Instructions for the task
Your answer should hold all lines of the entries that include the word "subtitle".

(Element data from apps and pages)
* * * *

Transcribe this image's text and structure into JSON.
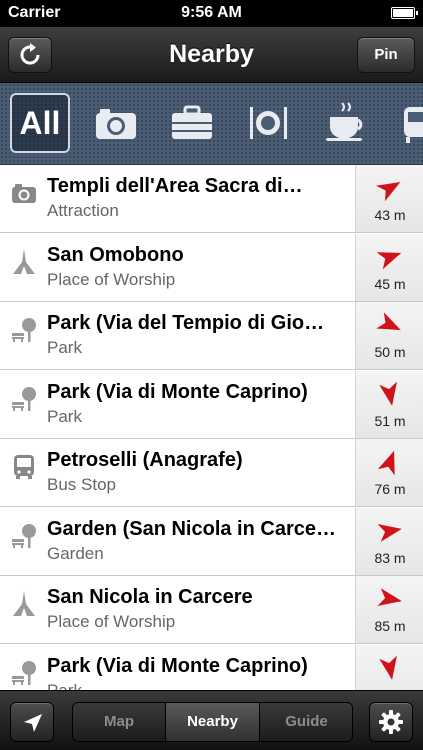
{
  "status": {
    "carrier": "Carrier",
    "time": "9:56 AM"
  },
  "nav": {
    "title": "Nearby",
    "pin_label": "Pin"
  },
  "categories": {
    "all_label": "All",
    "items": [
      "camera-icon",
      "briefcase-icon",
      "plate-cutlery-icon",
      "coffee-cup-icon",
      "train-icon"
    ]
  },
  "colors": {
    "arrow": "#d0131a",
    "category_bar": "#4a5d75",
    "subtitle": "#666666"
  },
  "places": [
    {
      "icon": "camera-icon",
      "title": "Templi dell'Area Sacra di…",
      "subtitle": "Attraction",
      "distance": "43 m",
      "bearing": 60
    },
    {
      "icon": "spire-icon",
      "title": "San Omobono",
      "subtitle": "Place of Worship",
      "distance": "45 m",
      "bearing": 70
    },
    {
      "icon": "park-bench-tree-icon",
      "title": "Park (Via del Tempio di Gio…",
      "subtitle": "Park",
      "distance": "50 m",
      "bearing": 115
    },
    {
      "icon": "park-bench-tree-icon",
      "title": "Park (Via di Monte Caprino)",
      "subtitle": "Park",
      "distance": "51 m",
      "bearing": 170
    },
    {
      "icon": "bus-icon",
      "title": "Petroselli (Anagrafe)",
      "subtitle": "Bus Stop",
      "distance": "76 m",
      "bearing": 20
    },
    {
      "icon": "park-bench-tree-icon",
      "title": "Garden (San Nicola in Carce…",
      "subtitle": "Garden",
      "distance": "83 m",
      "bearing": 80
    },
    {
      "icon": "spire-icon",
      "title": "San Nicola in Carcere",
      "subtitle": "Place of Worship",
      "distance": "85 m",
      "bearing": 100
    },
    {
      "icon": "park-bench-tree-icon",
      "title": "Park (Via di Monte Caprino)",
      "subtitle": "Park",
      "distance": "",
      "bearing": 170
    }
  ],
  "tabs": {
    "items": [
      "Map",
      "Nearby",
      "Guide"
    ],
    "active": "Nearby"
  }
}
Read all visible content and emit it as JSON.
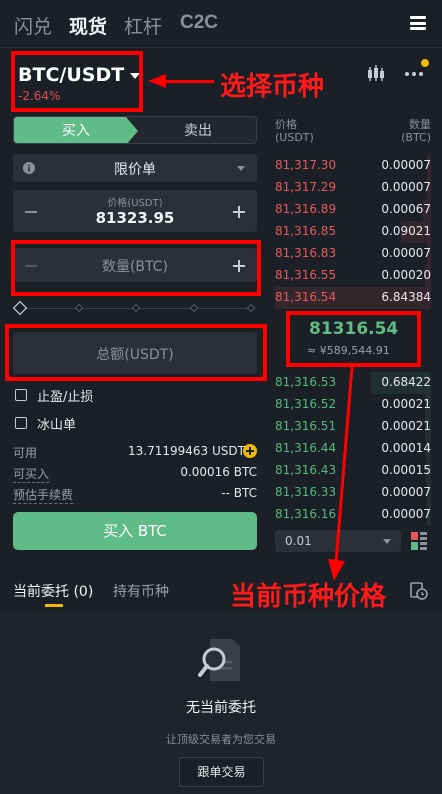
{
  "top_tabs": [
    "闪兑",
    "现货",
    "杠杆",
    "C2C"
  ],
  "active_tab_index": 1,
  "pair": {
    "name": "BTC/USDT",
    "change": "-2.64%"
  },
  "annotations": {
    "select_coin": "选择币种",
    "current_price": "当前币种价格"
  },
  "side": {
    "buy": "买入",
    "sell": "卖出"
  },
  "order_type": "限价单",
  "price_field": {
    "label": "价格(USDT)",
    "value": "81323.95"
  },
  "amount_field": {
    "placeholder": "数量(BTC)"
  },
  "total_field": {
    "placeholder": "总额(USDT)"
  },
  "options": {
    "tp_sl": "止盈/止损",
    "iceberg": "冰山单"
  },
  "info": {
    "available_label": "可用",
    "available_value": "13.71199463 USDT",
    "can_buy_label": "可买入",
    "can_buy_value": "0.00016 BTC",
    "fee_label": "预估手续费",
    "fee_value": "-- BTC"
  },
  "buy_button": "买入 BTC",
  "orderbook": {
    "price_header": "价格",
    "price_unit": "(USDT)",
    "qty_header": "数量",
    "qty_unit": "(BTC)",
    "asks": [
      {
        "price": "81,317.30",
        "qty": "0.00007"
      },
      {
        "price": "81,317.29",
        "qty": "0.00007"
      },
      {
        "price": "81,316.89",
        "qty": "0.00067"
      },
      {
        "price": "81,316.85",
        "qty": "0.09021"
      },
      {
        "price": "81,316.83",
        "qty": "0.00007"
      },
      {
        "price": "81,316.55",
        "qty": "0.00020"
      },
      {
        "price": "81,316.54",
        "qty": "6.84384"
      }
    ],
    "mid_price": "81316.54",
    "mid_cny": "≈ ¥589,544.91",
    "bids": [
      {
        "price": "81,316.53",
        "qty": "0.68422"
      },
      {
        "price": "81,316.52",
        "qty": "0.00021"
      },
      {
        "price": "81,316.51",
        "qty": "0.00021"
      },
      {
        "price": "81,316.44",
        "qty": "0.00014"
      },
      {
        "price": "81,316.43",
        "qty": "0.00015"
      },
      {
        "price": "81,316.33",
        "qty": "0.00007"
      },
      {
        "price": "81,316.16",
        "qty": "0.00007"
      }
    ],
    "precision": "0.01"
  },
  "bottom_tabs": {
    "open_orders": "当前委托 (0)",
    "holdings": "持有币种"
  },
  "empty": {
    "title": "无当前委托",
    "subtitle": "让顶级交易者为您交易",
    "button": "跟单交易"
  },
  "colors": {
    "buy": "#5fbc86",
    "sell": "#e5595e",
    "annotation": "#ff0000"
  }
}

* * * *

Your response
    "subtitle": "#666666"
      "subtitle": "Attraction",
      "subtitle": "Place of Worship",
      "subtitle": "Park",
      "subtitle": "Park",
      "subtitle": "Bus Stop",
      "subtitle": "Garden",
      "subtitle": "Place of Worship",
      "subtitle": "Park",
    "subtitle": "让顶级交易者为您交易",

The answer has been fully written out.